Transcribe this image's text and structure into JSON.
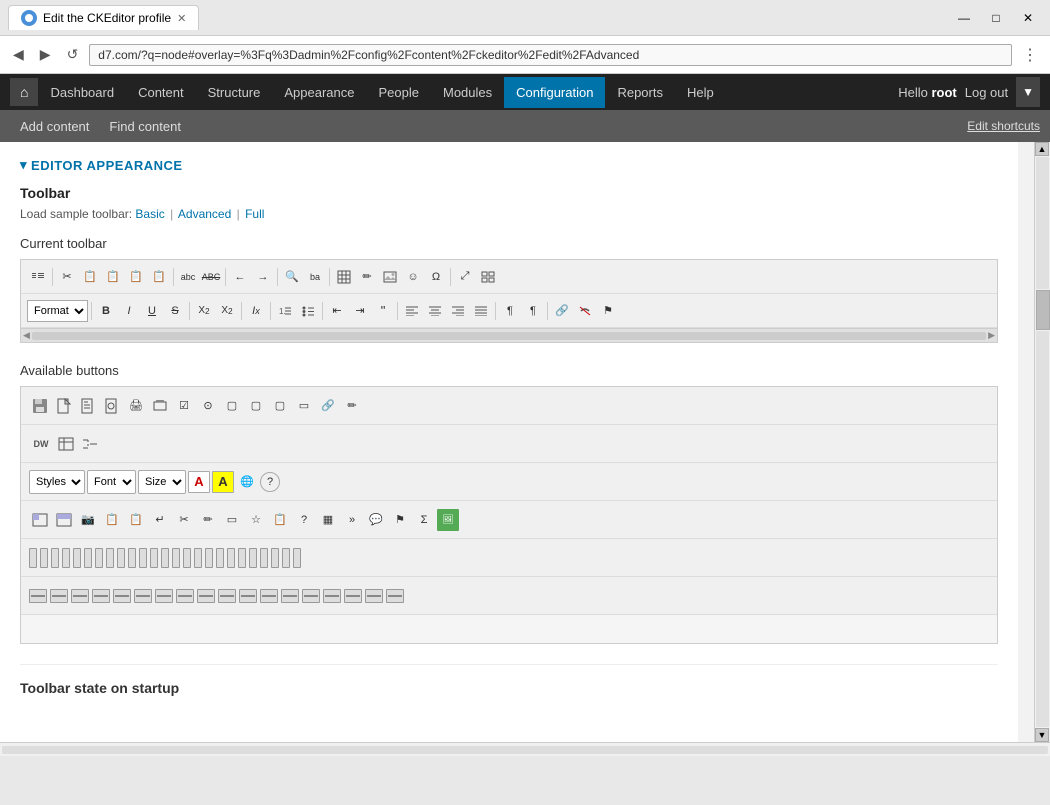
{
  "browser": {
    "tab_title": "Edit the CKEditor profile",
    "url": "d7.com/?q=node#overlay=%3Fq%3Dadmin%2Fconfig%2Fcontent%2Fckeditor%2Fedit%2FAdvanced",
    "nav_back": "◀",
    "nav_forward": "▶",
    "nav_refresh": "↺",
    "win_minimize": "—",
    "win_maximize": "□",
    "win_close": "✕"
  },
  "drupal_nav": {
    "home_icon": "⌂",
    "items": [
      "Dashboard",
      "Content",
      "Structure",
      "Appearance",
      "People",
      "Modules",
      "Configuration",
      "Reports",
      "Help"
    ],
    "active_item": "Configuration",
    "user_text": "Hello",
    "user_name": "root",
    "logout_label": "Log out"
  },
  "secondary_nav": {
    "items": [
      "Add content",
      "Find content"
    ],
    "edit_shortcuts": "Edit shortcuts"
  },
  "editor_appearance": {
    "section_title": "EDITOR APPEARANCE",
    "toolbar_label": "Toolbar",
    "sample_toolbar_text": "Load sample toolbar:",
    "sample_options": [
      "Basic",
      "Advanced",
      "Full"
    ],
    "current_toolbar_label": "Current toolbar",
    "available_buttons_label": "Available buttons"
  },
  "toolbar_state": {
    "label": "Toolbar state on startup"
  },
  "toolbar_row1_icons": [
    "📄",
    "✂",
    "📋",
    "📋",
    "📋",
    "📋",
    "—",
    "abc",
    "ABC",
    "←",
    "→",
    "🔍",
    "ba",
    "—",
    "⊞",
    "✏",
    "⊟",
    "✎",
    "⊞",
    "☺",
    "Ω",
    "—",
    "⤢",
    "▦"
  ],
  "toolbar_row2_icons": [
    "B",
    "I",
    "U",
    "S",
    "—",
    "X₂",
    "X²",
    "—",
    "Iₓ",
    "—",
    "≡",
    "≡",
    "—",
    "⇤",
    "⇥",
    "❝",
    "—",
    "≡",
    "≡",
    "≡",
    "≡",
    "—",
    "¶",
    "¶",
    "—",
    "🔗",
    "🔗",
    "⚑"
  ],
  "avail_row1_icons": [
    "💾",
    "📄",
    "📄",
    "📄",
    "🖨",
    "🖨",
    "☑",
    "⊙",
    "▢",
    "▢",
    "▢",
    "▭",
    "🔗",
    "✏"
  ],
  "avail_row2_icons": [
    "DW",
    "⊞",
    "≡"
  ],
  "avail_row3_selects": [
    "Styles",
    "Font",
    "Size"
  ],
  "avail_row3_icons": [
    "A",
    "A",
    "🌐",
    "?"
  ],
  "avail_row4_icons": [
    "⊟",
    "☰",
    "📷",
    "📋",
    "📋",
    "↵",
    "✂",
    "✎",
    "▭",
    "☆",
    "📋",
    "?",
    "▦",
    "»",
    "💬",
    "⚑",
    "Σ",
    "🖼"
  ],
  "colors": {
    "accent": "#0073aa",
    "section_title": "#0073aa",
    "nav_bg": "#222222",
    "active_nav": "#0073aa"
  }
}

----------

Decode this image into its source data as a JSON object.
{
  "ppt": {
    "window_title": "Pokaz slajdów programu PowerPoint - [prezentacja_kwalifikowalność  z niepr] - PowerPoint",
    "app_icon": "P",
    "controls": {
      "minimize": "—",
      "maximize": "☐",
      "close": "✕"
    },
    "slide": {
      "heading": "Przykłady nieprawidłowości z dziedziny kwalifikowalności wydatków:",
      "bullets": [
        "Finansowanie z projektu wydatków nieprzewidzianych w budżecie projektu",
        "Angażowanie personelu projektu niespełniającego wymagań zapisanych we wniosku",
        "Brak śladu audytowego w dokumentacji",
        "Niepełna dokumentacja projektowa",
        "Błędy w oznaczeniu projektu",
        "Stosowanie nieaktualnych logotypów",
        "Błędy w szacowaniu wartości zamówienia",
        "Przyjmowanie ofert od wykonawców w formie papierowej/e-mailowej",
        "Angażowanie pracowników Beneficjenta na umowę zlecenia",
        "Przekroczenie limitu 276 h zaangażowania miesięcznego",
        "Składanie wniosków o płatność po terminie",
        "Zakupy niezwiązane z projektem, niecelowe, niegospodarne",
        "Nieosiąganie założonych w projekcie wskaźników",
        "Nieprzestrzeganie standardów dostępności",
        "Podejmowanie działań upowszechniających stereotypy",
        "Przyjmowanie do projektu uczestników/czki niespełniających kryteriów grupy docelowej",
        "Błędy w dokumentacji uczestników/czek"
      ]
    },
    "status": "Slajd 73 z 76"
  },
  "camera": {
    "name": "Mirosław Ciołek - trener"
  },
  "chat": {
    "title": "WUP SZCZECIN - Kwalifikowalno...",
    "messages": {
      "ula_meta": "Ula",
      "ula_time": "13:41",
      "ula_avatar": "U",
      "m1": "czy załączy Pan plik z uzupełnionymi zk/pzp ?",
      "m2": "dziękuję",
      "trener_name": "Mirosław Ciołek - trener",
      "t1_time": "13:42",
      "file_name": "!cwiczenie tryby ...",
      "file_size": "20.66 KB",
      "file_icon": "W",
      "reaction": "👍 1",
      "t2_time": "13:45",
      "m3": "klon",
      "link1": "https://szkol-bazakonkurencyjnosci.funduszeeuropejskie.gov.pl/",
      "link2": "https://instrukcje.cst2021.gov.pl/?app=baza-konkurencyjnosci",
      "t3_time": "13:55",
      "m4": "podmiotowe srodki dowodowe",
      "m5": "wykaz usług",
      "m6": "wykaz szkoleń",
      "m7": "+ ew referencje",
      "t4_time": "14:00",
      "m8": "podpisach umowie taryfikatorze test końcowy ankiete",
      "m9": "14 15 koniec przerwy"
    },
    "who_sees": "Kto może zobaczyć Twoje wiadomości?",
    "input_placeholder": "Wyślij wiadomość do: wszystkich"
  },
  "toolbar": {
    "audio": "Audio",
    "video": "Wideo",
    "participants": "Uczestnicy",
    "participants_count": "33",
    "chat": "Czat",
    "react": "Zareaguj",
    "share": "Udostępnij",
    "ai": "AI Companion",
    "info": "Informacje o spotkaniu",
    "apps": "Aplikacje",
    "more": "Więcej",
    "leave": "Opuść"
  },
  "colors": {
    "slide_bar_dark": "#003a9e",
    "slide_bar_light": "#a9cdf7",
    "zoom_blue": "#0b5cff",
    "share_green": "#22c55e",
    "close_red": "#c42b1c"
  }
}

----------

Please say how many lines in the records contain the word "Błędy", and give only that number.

## Exercise result:
3